Robert Kraft, the billionaire owner of the New England Patriots, could finally get a happy ending to his humiliating prostitution scandal. Florida prosecutors are offering to drop the charges — if Kraft admits that he would've been found guilty at trial. Under the proposed "deferred…
Robert Kraft, the billionaire owner of the New England Patriots, could finally get a happy ending to his humiliating prostitution scandal. Florida prosecutors are offering to drop the charges — if Kraft admits that he would’ve been found guilty at trial.
Under the proposed “deferred prosecution agreement,” Kraft would have to complete 100 hours of mandatory community service, get screened for sexually transmitted diseases, and attend a class on prostitution.
The 24 other men who were also charged with solicitation reportedly received a similar deal, the Wall Street Journal reported.
It’s unclear if Kraft is willing to accept such a deal. However, it’s an expedient way to avoid an embarrassing trial. This is an appealing option, since Kraft was caught on video receiving oral sex and manual stimulation at a Florida massage parlor.
At age 77, Robert Kraft is unlikely to want this scandal to drag out any longer. As CCN reported, Kraft was charged with two misdemeanor charges of soliciting prostitution at the Orchids of Asia Day Spa massage parlor in Jupiter, Florida.

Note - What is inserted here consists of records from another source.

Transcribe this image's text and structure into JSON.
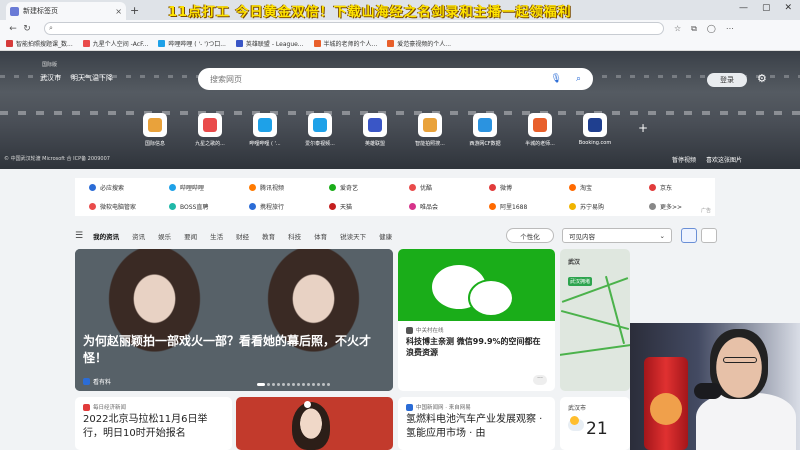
{
  "browser": {
    "tab_title": "新建标签页",
    "tab_close": "×",
    "new_tab": "+",
    "address_placeholder": "",
    "win_controls": [
      "—",
      "▢",
      "✕"
    ]
  },
  "overlay_banner": "11点打工    今日黄金双倍！下载山海经之名剑录和主播一起领福利",
  "favorites": [
    {
      "label": "智能拍照搜题课_数...",
      "color": "#d63b3b"
    },
    {
      "label": "九星个人空间 -AcF...",
      "color": "#e94b4b"
    },
    {
      "label": "哔哩哔哩 ( '- ')つ口...",
      "color": "#1ea1e8"
    },
    {
      "label": "英雄联盟 - League...",
      "color": "#3a56c6"
    },
    {
      "label": "半城的老师的个人...",
      "color": "#e85f2b"
    },
    {
      "label": "爱范豪视频的个人...",
      "color": "#e85f2b"
    }
  ],
  "hero": {
    "ms_label": "国际版",
    "city": "武汉市",
    "weather": "明天气温下降",
    "search_placeholder": "搜索网页",
    "login": "登录",
    "tiles": [
      {
        "label": "国际信息",
        "color": "#e9a23b"
      },
      {
        "label": "九星之歌的...",
        "color": "#e94b4b"
      },
      {
        "label": "哔哩哔哩 ( '...",
        "color": "#1ea1e8"
      },
      {
        "label": "爱尔泰视频...",
        "color": "#1ea1e8"
      },
      {
        "label": "英雄联盟",
        "color": "#3a56c6"
      },
      {
        "label": "智能拍照搜...",
        "color": "#e9a23b"
      },
      {
        "label": "西游网CF数据",
        "color": "#2b93e0"
      },
      {
        "label": "半城的老师...",
        "color": "#e85f2b"
      },
      {
        "label": "Booking.com",
        "color": "#1f3f8f"
      }
    ],
    "note": "© 中国武汉轮渡 Microsoft 合 ICP备 2009007",
    "pause": "暂停视频",
    "like": "喜欢这张图片"
  },
  "quick_links": [
    [
      {
        "label": "必应搜索",
        "color": "#2b6cd6"
      },
      {
        "label": "哔哩哔哩",
        "color": "#1ea1e8"
      },
      {
        "label": "腾讯视频",
        "color": "#ff7a00"
      },
      {
        "label": "爱奇艺",
        "color": "#1aad19"
      },
      {
        "label": "优酷",
        "color": "#e94b4b"
      },
      {
        "label": "微博",
        "color": "#e13b3b"
      },
      {
        "label": "淘宝",
        "color": "#ff6a00"
      },
      {
        "label": "京东",
        "color": "#e13b3b"
      }
    ],
    [
      {
        "label": "微软电脑管家",
        "color": "#e94b4b"
      },
      {
        "label": "BOSS直聘",
        "color": "#1fb8a8"
      },
      {
        "label": "携程旅行",
        "color": "#2b6cd6"
      },
      {
        "label": "天猫",
        "color": "#c41e1e"
      },
      {
        "label": "唯品会",
        "color": "#d6338a"
      },
      {
        "label": "阿里1688",
        "color": "#ff6a00"
      },
      {
        "label": "苏宁易购",
        "color": "#f0b400"
      },
      {
        "label": "更多>>",
        "color": "#888888"
      }
    ]
  ],
  "ad_label": "广告",
  "categories": [
    "我的资讯",
    "资讯",
    "娱乐",
    "要闻",
    "生活",
    "财经",
    "教育",
    "科技",
    "体育",
    "锐读天下",
    "健康"
  ],
  "personalize": "个性化",
  "visibility": "可见内容",
  "cards": {
    "main": {
      "title": "为何赵丽颖拍一部戏火一部？看看她的幕后照，不火才怪！",
      "source": "看有料"
    },
    "wechat": {
      "source": "中关村在线",
      "title": "科技博主亲测 微信99.9%的空间都在浪费资源",
      "more": "···"
    },
    "map": {
      "city": "武汉",
      "badge": "武汉拥堵"
    },
    "marathon": {
      "source": "每日经济新闻",
      "title": "2022北京马拉松11月6日举行，明日10时开始报名"
    },
    "hydrogen": {
      "source": "中国新闻网 · 来自网易",
      "title": "氢燃料电池汽车产业发展观察 · 氢能应用市场 · 由"
    },
    "weather": {
      "city": "武汉市",
      "temp": "21"
    }
  }
}
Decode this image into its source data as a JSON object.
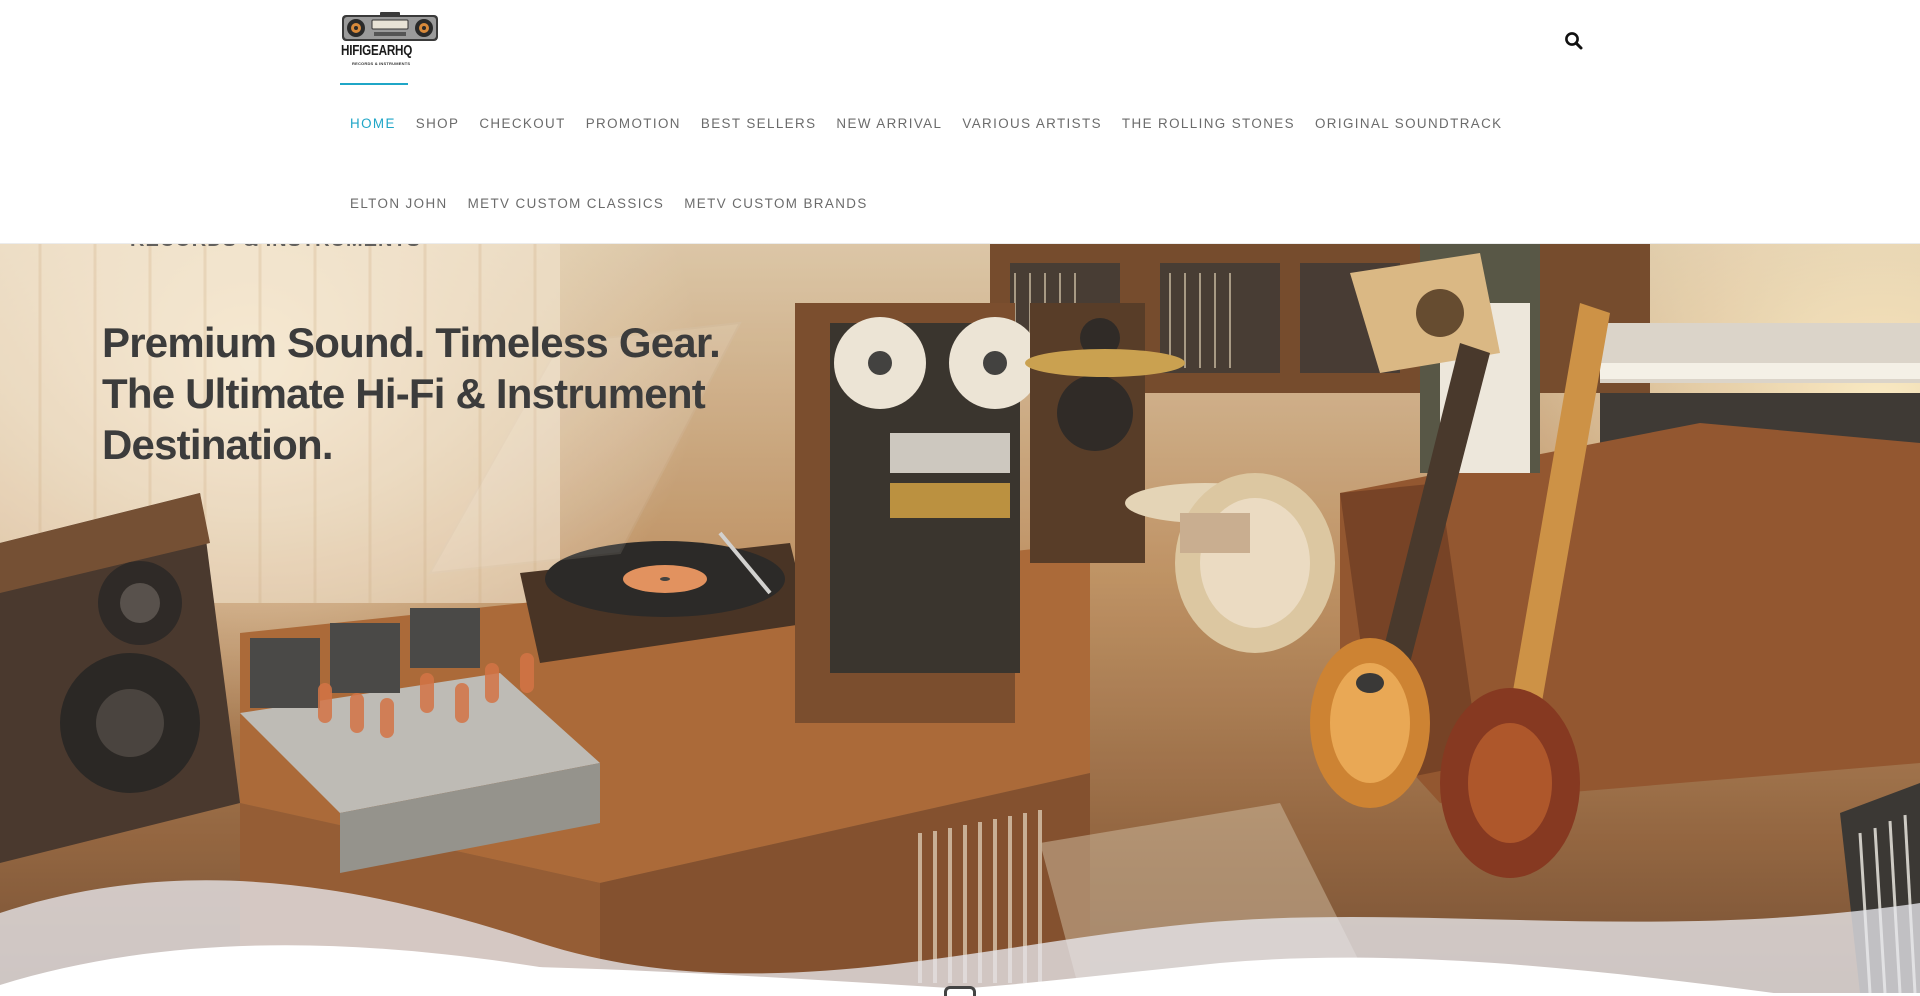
{
  "brand": {
    "name": "HIFIGEARHQ",
    "tagline": "RECORDS & INSTRUMENTS",
    "logo_icon": "boombox-logo"
  },
  "header": {
    "search_icon": "search-icon"
  },
  "nav": {
    "active_color": "#1fa6c7",
    "text_color": "#6b6b6b",
    "items": [
      {
        "label": "HOME",
        "active": true
      },
      {
        "label": "SHOP"
      },
      {
        "label": "CHECKOUT"
      },
      {
        "label": "PROMOTION"
      },
      {
        "label": "BEST SELLERS"
      },
      {
        "label": "NEW ARRIVAL"
      },
      {
        "label": "VARIOUS ARTISTS"
      },
      {
        "label": "THE ROLLING STONES"
      },
      {
        "label": "ORIGINAL SOUNDTRACK"
      },
      {
        "label": "ELTON JOHN"
      },
      {
        "label": "METV CUSTOM CLASSICS"
      },
      {
        "label": "METV CUSTOM BRANDS"
      }
    ]
  },
  "hero": {
    "faded_text": "RECORDS & INSTRUMENTS",
    "headline_lines": [
      "Premium Sound. Timeless Gear.",
      "The Ultimate Hi-Fi & Instrument",
      "Destination."
    ]
  }
}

The alleged solicitation and sex acts occurred in January 2019. At the time, prosecutors claimed Kraft’s arrest was part of a massive crackdown on human trafficking in Florida. However, no one has been charged with human trafficking.
Palm Beach state attorney Dave Aronberg has come under fire for sensationalizing the arrest. Critics say Aronberg shamelessly trumpeted the sting operation in order to make a name for himself by taking down a billionaire celebrity.
Legal experts also question the heavy-handed tactics of the police and Palm Beach’s ambitious state attorney.
Former federal prosecutor Duncan Levin says the fact that the sting had cameras installed in massage parlors for months proves the operation was not a life-threatening matter for the women who were hypothetically trafficked.
“The police are making the case that this is a major human-trafficking ring, and that’s why it’s so serious.”
“But the fact that they had cameras installed in the locations for so long somewhat undermines the claim that there was an extraordinary danger to the people working in the establishment.”
Authorities say the masseuses were not held against their will and could have walked out anytime. Moreover, there’s no evidence that Robert Kraft knew that the masseuses could theoretically have been trafficking victims.
Last month, Kraft pleaded not guilty to the charges. He will be arraigned on April 24 in Palm Beach County Court, although he won’t be required to attend.
Kraft’s legal problems are small potatoes compared to the punishment he could face from the National Football League. Under the NFL’s personal conduct policy, team owners, players, and other employees are required to “refrain from conduct detrimental to the integrity of, and public confidence in, the NFL.”
The NFL released a statement in February, where it underscored that its conduct policy applies to everyone:
“Our Personal Conduct Policy applies equally to everyone in the NFL. We will take appropriate action as warranted based on the facts.”
The NFL has previously disciplined players who were never prosecuted. Experts say Kraft’s biggest headache will come from NFL management.
Kraft’s arrest has revived the question of whether prostitution should be legalized in the United States. Sex workers say prostitution should be decriminalized, and the stigma surrounding their work be lifted.
Nevada is the only U.S. state where prostitution is legal. However, statistics show that paid sex work occurs in every state.
Last modified: January 10, 2020 3:34 PM UTC